However, Extreme E, its drivers and partners go one further and actively seek to leave a positive legacy in the areas they visit, from implementing renewable infrastructure to mass beach cleans. Known as the Legacy Programme, it consists of a panel leading academics from The Universities of Oxford and Cambridge which makes up the Scientific Committee. This committee has been tasked with driving the racing series’ overall climate advice and practice initiatives.
myenergi, pioneer of the world’s first eco-smart EV charging device, is leading a project to leave a lasting legacy when the Extreme E championship descends on Greenland later this month (Arctic X Prix, 28-29 August). The company, which sponsors the XITE ENERGY RACING team, is working with organisers to transform the energy supply at a local school.
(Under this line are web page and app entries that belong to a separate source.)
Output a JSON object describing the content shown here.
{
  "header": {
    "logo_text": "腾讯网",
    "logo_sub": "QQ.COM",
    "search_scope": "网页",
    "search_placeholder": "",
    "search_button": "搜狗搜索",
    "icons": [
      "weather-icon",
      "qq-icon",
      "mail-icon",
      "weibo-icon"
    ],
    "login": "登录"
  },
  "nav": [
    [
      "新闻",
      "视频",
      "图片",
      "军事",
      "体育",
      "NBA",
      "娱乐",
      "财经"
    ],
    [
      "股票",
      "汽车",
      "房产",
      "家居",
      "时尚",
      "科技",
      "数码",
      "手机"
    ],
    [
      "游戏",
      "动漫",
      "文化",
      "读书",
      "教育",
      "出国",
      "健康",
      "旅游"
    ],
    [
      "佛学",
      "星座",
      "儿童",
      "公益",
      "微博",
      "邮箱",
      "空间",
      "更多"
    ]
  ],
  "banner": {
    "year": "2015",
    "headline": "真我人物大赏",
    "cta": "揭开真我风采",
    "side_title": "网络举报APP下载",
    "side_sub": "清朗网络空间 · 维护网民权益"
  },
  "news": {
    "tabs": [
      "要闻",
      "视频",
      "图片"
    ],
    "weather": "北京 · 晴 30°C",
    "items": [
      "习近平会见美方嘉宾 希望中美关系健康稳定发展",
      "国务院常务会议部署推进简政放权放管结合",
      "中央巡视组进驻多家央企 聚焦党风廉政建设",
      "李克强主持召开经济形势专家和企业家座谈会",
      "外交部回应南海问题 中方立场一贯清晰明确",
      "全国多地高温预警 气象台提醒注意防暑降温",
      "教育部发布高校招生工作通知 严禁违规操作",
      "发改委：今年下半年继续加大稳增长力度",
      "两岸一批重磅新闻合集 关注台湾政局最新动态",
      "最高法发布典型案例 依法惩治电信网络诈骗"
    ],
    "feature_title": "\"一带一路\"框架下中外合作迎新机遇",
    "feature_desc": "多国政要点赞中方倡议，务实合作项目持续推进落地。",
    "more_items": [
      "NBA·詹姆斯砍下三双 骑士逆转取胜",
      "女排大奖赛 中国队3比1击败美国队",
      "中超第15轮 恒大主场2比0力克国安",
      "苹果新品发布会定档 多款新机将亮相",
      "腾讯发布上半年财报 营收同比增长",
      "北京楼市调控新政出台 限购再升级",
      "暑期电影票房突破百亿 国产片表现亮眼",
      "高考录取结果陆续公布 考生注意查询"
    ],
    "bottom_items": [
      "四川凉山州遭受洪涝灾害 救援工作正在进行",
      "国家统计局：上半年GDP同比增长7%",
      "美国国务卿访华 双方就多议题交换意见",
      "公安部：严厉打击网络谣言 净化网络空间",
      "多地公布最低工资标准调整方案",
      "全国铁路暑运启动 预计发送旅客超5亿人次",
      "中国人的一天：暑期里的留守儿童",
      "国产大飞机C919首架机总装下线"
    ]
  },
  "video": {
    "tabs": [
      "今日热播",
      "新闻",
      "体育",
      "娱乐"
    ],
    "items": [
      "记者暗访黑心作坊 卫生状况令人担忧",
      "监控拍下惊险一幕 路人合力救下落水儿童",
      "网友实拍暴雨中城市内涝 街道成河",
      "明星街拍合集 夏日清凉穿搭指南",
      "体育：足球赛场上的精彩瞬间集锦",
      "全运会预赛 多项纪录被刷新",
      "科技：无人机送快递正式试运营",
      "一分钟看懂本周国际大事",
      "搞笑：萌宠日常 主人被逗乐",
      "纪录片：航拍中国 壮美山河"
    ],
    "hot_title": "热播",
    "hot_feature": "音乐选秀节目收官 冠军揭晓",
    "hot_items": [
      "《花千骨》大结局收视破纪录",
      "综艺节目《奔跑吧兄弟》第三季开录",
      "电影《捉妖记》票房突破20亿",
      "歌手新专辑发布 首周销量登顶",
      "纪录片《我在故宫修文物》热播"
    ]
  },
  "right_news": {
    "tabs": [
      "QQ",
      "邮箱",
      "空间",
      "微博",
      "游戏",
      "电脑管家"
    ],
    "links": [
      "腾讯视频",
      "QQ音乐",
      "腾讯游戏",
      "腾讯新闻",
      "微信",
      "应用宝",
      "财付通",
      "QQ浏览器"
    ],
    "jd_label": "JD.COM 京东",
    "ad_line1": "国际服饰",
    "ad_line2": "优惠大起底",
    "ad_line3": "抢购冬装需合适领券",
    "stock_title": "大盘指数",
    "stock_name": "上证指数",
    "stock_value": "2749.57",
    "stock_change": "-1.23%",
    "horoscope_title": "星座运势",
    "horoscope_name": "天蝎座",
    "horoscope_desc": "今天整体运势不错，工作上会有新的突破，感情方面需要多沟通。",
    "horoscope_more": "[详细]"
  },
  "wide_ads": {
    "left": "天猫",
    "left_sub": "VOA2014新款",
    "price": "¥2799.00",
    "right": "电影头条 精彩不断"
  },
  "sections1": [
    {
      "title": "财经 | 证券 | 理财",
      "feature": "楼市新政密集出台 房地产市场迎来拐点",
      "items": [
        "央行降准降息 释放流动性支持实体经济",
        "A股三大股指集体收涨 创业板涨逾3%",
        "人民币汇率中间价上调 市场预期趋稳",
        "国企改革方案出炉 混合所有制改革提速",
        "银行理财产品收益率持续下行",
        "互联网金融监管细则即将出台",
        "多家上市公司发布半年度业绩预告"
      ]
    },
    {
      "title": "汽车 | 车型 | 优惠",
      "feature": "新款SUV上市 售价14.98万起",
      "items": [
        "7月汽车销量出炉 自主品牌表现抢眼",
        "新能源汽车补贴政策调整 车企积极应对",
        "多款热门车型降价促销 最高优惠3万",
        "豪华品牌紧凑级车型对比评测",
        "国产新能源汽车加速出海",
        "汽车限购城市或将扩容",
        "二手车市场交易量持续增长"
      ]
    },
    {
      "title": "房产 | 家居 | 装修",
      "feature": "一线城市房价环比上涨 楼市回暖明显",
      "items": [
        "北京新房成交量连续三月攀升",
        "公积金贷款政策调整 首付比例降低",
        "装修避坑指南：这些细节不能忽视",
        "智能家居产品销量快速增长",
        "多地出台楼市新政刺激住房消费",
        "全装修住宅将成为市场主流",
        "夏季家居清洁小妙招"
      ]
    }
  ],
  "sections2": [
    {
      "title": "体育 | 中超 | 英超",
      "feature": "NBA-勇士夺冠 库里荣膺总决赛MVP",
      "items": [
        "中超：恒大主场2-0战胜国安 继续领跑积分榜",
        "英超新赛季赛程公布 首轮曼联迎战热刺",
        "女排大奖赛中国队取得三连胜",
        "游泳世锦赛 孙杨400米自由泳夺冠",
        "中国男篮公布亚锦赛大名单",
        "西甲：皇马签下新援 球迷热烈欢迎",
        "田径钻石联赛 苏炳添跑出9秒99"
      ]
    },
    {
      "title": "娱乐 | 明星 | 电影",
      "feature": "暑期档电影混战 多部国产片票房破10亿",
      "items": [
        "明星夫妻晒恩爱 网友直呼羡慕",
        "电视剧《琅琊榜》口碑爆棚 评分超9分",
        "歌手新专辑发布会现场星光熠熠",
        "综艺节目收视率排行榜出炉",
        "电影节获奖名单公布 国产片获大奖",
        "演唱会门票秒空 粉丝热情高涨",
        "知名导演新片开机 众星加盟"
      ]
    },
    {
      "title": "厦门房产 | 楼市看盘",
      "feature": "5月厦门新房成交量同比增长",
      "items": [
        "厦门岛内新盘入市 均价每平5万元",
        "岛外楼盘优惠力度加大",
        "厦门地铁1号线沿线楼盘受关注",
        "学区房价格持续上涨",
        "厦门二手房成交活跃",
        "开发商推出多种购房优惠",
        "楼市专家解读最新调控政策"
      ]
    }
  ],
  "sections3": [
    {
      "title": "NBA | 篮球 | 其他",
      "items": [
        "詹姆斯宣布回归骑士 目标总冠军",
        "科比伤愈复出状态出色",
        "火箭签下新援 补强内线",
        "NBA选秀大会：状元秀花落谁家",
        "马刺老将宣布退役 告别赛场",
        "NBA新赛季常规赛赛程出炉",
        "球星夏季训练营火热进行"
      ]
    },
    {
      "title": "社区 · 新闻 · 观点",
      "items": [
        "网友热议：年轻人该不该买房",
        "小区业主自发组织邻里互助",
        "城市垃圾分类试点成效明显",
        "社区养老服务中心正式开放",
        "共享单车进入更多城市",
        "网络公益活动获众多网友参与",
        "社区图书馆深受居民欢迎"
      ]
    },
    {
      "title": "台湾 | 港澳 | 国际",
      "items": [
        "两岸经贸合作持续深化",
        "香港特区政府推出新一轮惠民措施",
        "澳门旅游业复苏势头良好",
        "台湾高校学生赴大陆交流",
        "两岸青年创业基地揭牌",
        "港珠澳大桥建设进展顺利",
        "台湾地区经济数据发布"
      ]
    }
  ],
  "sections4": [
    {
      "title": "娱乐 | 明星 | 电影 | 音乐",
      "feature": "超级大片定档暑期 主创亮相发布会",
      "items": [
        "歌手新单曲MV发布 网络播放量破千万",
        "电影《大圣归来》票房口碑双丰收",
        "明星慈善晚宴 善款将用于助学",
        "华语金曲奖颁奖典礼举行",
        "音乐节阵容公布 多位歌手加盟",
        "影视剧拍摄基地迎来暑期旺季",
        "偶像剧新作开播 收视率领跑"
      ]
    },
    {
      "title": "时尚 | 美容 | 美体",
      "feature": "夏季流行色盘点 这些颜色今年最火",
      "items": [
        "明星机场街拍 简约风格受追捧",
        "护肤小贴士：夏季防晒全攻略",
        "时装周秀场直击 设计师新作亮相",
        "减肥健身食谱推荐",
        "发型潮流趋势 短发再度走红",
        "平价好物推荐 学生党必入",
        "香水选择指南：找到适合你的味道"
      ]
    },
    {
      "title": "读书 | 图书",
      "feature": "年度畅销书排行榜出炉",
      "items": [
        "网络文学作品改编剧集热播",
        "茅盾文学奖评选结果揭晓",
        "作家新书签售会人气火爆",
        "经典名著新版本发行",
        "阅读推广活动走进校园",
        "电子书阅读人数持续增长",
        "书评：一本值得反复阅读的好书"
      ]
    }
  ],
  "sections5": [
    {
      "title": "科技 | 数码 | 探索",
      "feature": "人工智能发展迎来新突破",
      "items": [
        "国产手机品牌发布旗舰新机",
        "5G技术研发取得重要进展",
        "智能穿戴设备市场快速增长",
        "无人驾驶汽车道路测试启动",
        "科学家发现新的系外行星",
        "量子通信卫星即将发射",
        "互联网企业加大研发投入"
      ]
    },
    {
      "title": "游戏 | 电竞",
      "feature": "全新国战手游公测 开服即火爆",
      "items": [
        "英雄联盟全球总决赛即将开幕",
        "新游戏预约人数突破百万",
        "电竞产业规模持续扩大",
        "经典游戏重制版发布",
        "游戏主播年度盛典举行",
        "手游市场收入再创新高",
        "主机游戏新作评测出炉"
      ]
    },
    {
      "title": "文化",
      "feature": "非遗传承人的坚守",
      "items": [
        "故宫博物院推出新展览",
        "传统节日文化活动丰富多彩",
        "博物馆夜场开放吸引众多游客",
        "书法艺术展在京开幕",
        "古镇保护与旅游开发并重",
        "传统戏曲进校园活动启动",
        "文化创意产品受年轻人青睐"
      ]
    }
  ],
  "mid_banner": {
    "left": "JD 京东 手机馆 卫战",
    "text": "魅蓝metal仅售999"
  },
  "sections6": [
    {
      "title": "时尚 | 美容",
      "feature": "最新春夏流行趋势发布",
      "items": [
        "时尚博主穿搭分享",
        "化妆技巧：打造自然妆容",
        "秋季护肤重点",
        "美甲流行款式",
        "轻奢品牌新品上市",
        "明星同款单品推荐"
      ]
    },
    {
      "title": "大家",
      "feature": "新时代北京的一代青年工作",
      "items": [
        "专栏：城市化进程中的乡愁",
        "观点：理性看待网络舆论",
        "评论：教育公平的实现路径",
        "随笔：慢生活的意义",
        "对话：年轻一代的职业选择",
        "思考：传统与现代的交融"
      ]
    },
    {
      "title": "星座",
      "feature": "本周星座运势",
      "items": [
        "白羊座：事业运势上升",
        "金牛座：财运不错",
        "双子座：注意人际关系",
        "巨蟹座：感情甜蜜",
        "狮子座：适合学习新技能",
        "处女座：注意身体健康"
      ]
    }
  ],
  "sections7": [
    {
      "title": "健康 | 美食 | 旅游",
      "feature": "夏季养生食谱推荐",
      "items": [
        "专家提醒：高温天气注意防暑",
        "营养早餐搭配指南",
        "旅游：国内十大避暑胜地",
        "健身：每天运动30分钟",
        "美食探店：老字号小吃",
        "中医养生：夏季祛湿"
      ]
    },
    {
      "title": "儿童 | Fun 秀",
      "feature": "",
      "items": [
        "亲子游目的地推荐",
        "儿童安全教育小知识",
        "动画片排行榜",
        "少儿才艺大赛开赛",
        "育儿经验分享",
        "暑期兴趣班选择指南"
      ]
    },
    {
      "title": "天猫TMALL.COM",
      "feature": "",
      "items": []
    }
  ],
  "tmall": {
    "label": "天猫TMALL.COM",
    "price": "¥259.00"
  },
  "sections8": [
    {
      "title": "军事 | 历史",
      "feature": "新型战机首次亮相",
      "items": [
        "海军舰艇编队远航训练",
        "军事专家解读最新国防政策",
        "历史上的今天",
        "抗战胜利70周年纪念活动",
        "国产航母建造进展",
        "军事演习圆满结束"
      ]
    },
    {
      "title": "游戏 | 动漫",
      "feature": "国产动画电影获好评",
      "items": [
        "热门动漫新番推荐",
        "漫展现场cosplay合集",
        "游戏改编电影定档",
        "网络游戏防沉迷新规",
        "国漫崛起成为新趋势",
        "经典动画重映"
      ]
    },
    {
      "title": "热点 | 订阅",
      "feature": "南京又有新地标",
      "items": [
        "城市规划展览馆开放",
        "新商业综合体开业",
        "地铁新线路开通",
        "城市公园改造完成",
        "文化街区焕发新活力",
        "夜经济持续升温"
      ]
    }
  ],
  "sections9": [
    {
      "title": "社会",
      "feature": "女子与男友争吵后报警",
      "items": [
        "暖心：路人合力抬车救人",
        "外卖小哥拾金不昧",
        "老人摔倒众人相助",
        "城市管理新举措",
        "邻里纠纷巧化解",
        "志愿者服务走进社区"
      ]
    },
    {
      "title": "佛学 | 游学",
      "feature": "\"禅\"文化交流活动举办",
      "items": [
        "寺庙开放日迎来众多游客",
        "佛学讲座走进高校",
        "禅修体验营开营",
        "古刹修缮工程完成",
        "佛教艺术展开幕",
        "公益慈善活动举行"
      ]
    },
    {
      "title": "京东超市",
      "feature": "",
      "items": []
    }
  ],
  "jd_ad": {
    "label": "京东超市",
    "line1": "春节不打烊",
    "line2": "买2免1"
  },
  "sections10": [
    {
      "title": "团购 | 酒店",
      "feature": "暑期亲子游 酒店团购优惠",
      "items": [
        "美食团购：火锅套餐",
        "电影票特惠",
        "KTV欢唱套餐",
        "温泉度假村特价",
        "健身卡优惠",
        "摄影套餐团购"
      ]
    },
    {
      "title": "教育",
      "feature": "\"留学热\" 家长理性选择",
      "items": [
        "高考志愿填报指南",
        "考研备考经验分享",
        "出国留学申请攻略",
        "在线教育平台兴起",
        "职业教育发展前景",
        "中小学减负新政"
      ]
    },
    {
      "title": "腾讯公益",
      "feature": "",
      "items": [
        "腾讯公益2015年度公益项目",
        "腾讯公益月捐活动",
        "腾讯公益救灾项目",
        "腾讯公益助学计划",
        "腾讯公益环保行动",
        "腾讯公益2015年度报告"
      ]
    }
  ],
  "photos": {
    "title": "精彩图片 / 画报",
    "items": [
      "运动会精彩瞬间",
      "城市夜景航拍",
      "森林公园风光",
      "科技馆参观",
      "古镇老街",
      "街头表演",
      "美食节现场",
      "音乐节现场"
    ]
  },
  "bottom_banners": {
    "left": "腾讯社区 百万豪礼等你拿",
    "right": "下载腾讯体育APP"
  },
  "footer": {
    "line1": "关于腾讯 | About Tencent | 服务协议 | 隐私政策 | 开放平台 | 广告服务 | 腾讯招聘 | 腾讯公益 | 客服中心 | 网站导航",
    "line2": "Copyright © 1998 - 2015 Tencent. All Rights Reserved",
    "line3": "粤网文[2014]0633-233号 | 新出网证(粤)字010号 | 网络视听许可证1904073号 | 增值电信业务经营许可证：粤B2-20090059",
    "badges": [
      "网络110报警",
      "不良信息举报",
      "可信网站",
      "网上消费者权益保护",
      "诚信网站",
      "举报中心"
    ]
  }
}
As part of the project, myenergi will install a ground-mounted solar array, battery storage system and eddi micro-generation diversion device. Wirelessly connected via a myenergi harvi, the set-up will collectively provide the school with free renewable energy and hot water – a completely carbon neutral utility solution.
In addition, myenergi will fit a zappi wallbox, allowing staff with electric vehicles to top-up their batteries during the day. The project, which aims to act as a showcase of renewable connectivity, is part of the championship’s commitment to making a positive difference at each race location.
Jordan Brompton, co-founder and CMO of myenergi, commented: “The Extreme E championship combines world-class motorsport with environmental activism to raise awareness of global warming and the climate emergency. As principal sponsor of XITE ENERGY RACING, we’re committed to taking sustainability to the masses and helping to inspire widespread behavioural change.
“While being involved in the championship has provided an unparalleled platform to share our vision, we knew that there was more we could offer. Renowned for our eco-smart home energy technologies, having the opportunity to transform a local school into a hub for renewable energy demonstrates what the future could – and should – look like.
“Thanks to state-of-the-art renewable technologies, the school can now operate completely off-grid – zero carbon, zero reliance on mains supply, zero utility costs. It demonstrates precisely why embracing green energy is such an important part of the global energy transition.”
To end this article, Donald Trump once attempting to buy Greenland with the intention of sapping the lands of it’s undiscovered oil reserves for which it is estimated that 13% of the world’s undiscovered oil and 30% of its undiscovered gas lies under the Arctic region.
Food for thought… Greenland see’s 24hr’s of sunlight during the summer months, known as ‘the midnight sun’. Solar panels actually work at their optimum efficiency in colder weather and clearer sky’s. Greenland is the largest island in the world!
Imagine super sized solar fields generating masses of energy… the worlds super sized battery charger!